Everybody associates Scotland with beautiful landscapes and stunning views which change every second with the variable weather conditions. You can easily get 20 different shots of the one place in one minute, especially when clouds, rain and sunshine take it in turns.
I took a tour of Scotland last August. I noticed that there was much discussion of the referendum and very often, YES notices and posters were displayed in windows and gardens. There were not that many NO posters but in the end they won. Scotland is still part of the UK although it will have more autonomy.
Here are 20 of the most memorable places in this amazing state.
1. Dunnottar Castle
This is my favorite painting of this amazing castle by Walter Hugh Paton 1828-1895, in the Scottish National Gallery. The clouds and rainbow capture the atmosphere beautifully. Much better than waiting for the weather to change! Its name is also a little dramatic as Dunottar means a ‘fort on the shelving slope.’
2. Edinburgh Botanic Gardens
I never knew that poppies could be blue as well as the usual red, yellow and white. This is a field in the gardens, dedicated to those who lost their lives in the World Wars. The blue poppy is actually the national flower of Bhutan and was brought back to the UK in 1926. George Mallory discovered it while trying to scale Mount Everest. This was a failed attempt and the blue poppy was the consolation prize.
3. Fort Augustus
Fort Augustus is one of the best places to view Loch Ness. It also gives you a chance to see the Caledonian Canal locks in action as it connects Scotland’s east and west coastlines. Only about a third of this canal was constructed as the rest is made up of lakes (lochs).
4. Loch Ness

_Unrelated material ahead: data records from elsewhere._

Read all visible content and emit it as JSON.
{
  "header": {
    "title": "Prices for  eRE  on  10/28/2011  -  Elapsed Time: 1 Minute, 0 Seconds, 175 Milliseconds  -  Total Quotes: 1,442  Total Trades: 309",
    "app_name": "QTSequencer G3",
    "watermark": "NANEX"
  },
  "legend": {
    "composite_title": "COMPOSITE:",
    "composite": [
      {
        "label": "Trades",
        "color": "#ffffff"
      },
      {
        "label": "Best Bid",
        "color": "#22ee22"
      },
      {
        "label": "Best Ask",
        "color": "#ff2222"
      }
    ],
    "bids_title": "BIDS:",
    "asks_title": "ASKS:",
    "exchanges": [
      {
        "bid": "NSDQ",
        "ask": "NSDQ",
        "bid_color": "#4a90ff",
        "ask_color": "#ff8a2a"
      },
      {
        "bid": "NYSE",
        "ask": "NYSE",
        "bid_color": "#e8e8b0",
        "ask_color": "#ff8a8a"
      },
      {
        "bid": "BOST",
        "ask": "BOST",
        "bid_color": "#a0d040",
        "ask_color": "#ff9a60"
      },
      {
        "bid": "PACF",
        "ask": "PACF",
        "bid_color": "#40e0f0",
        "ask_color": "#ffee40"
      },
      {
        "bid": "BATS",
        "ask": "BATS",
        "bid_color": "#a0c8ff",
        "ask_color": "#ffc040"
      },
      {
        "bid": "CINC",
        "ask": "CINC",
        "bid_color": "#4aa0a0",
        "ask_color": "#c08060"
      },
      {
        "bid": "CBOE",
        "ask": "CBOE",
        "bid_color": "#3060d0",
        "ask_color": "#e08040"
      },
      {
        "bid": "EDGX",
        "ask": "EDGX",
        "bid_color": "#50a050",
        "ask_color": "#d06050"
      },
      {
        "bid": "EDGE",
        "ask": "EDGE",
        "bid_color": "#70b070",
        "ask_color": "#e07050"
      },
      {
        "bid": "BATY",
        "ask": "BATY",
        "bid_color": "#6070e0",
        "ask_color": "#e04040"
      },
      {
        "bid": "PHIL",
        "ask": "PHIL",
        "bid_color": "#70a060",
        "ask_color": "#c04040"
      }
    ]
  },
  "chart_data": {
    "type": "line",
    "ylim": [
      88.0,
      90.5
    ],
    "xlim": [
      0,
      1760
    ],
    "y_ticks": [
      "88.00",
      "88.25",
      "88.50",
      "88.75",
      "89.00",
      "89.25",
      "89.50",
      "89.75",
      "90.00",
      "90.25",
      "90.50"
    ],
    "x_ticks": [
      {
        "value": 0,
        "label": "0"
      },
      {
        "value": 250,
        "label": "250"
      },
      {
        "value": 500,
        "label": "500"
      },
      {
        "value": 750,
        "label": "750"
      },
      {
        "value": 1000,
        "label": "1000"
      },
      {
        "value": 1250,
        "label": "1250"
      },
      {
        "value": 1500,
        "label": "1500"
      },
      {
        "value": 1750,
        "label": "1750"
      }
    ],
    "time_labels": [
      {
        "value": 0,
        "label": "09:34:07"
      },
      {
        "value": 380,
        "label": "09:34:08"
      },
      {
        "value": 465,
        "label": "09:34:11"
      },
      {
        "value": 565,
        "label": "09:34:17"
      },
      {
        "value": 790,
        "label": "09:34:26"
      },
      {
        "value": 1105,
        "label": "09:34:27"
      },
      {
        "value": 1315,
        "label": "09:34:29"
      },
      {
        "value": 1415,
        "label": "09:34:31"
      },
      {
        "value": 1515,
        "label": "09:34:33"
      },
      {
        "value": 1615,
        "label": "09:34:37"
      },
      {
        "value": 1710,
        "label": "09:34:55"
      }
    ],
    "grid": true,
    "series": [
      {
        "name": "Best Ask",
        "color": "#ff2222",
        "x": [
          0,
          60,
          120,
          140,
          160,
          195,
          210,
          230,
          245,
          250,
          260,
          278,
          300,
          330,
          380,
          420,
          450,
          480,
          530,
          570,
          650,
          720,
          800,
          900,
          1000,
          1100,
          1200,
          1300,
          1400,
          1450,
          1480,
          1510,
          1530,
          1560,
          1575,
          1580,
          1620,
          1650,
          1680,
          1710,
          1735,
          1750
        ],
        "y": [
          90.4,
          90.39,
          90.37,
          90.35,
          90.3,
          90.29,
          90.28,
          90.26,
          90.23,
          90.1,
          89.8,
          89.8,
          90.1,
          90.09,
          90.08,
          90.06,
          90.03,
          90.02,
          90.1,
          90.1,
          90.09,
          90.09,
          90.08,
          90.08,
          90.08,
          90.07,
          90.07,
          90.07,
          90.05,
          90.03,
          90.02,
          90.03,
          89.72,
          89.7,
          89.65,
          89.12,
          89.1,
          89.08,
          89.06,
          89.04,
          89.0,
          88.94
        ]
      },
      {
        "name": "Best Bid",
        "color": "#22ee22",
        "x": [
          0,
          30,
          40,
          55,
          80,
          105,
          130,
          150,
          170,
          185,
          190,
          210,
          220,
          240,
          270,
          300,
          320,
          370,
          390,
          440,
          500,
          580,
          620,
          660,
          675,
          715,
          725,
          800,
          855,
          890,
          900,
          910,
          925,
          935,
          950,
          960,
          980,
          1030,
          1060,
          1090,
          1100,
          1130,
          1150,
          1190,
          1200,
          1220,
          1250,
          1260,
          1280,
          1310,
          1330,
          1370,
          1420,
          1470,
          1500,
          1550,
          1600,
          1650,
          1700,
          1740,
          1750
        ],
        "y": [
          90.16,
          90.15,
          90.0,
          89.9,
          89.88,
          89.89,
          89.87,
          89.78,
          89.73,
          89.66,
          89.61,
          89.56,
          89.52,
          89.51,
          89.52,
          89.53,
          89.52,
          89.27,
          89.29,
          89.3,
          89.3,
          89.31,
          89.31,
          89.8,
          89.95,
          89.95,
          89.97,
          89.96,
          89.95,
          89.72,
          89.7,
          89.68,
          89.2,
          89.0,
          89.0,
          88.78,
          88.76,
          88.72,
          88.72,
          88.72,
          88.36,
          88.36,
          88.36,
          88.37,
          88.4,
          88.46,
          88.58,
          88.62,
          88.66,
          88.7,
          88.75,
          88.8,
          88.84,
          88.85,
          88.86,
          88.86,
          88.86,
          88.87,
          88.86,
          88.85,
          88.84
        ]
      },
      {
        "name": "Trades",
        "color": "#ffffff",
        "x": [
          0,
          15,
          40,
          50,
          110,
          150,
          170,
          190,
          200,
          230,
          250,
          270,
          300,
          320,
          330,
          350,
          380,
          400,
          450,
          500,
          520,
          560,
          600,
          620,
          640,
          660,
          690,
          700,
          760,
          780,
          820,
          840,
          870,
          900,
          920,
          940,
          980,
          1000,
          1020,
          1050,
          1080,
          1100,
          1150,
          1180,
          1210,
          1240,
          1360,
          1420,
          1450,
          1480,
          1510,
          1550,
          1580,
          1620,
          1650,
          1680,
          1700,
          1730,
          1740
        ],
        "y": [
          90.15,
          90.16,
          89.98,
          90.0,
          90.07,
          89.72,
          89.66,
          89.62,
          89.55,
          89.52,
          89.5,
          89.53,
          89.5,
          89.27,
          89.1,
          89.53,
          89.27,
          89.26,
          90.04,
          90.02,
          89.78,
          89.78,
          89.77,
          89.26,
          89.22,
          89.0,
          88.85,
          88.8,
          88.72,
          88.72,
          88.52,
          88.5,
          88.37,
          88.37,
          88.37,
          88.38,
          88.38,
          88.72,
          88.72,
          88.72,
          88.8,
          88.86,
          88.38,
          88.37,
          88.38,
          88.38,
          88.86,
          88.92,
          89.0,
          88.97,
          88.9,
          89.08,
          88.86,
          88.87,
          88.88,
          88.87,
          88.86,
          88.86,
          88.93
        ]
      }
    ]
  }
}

Here’s an interesting story about the famous photograph of the monster which was taken by Dr. Kenneth Wilson. It was actually taken by Ian Wetherall in 1934 who asked Wilson to send it to the Daily Mail. Wetherall wanted revenge because he had been sacked from the mission to find the monster. He cleverly attached a wooden neck to a toy submarine and this fooled the world for over 60 years. In 1994 his stepbrother, Ian Spurling, confessed that it was a hoax.
5. Edinburgh’s elegant houses
Most of the Georgian houses were constructed in the years 1765-1850. Most of them occupy the New Town which is now a UNESCO World Heritage Site. They are now grey or black in appearance due to the fact that the smoke from the coal fires has dirtied the original stonework. It is not surprising to learn that the city’s nickname is Auld Reekie (Old Smoky).
One of the most spectacular glens in the Highlands. It was here that a terrible massacre of the McDonald clan took place when King William’s troops killed 38 people in 1692.
7. The Great Glen
The Great Glen, as its name suggests, is a deep glacial valley which follows a geological fault line. The higher areas are often referred to as ‘The Roof of Scotland’.
8. The National Wallace Monument
William Wallace was the hero who led a revolt against the English tyrannical rule. They won the Battle of Stirling Bridge in 1297. This was the subject of the film Braveheart, starring Mel Gibson. The film won 5 Oscars.
9. Rannoch Moor
A combination of rivers, rocky peaks, small lakes and bog make this landscape exceptional
10. The Elephant House Café
What’s so special about this typical café in Edinburgh? This is where J.K.Rowling, the creator of the Harry Potter books, wrote the first book in the series. She was a single mother and had nowhere else to write. The toilets are full of Harry Potter grafitti now.
11. Buachaille Etive Mor
The translation of this Gaelic name is the ‘the great shepherd of Etive.’ A haven for climbers, photographers and hill walkers.
12. Cairngorms National Park
13. Loch Laggan
Apart from its beauty, this loch became famous as the location for the BBC series Monarch of the Glen.
14. Blair Castle
A castle with a remarkable history. There are connections with Mary Queen of Scots, Bonnie Prince Charlie and even Queen Victoria. The Victorian Ballroom is decorated with 175 pairs of antlers.
This town became famous in Victorian times for tourism, no doubt attracted by the fact that Queen Victoria spent a lot of time in the area.
16. Birnam Wood
Birnam Wood, which is mentioned in Shakespeare’s Macbeth is part of the Perthshire forests.
The medieval capital of Scotland. Nearby is Scone Castle where many of the Scottish monarchs were crowned.
18. Loch Leven
This is near where Mary Queen of Scots was imprisoned before escaping to England where she was executed.
19. Forth Bridge, Edinburgh
There are actually two bridges, one for the railway and the other for road transport. There are plans to replace the road bridge by 2016.
20. Isle of Skye
Featured photo credit: Scotland/Moyan Brenn via flickr.com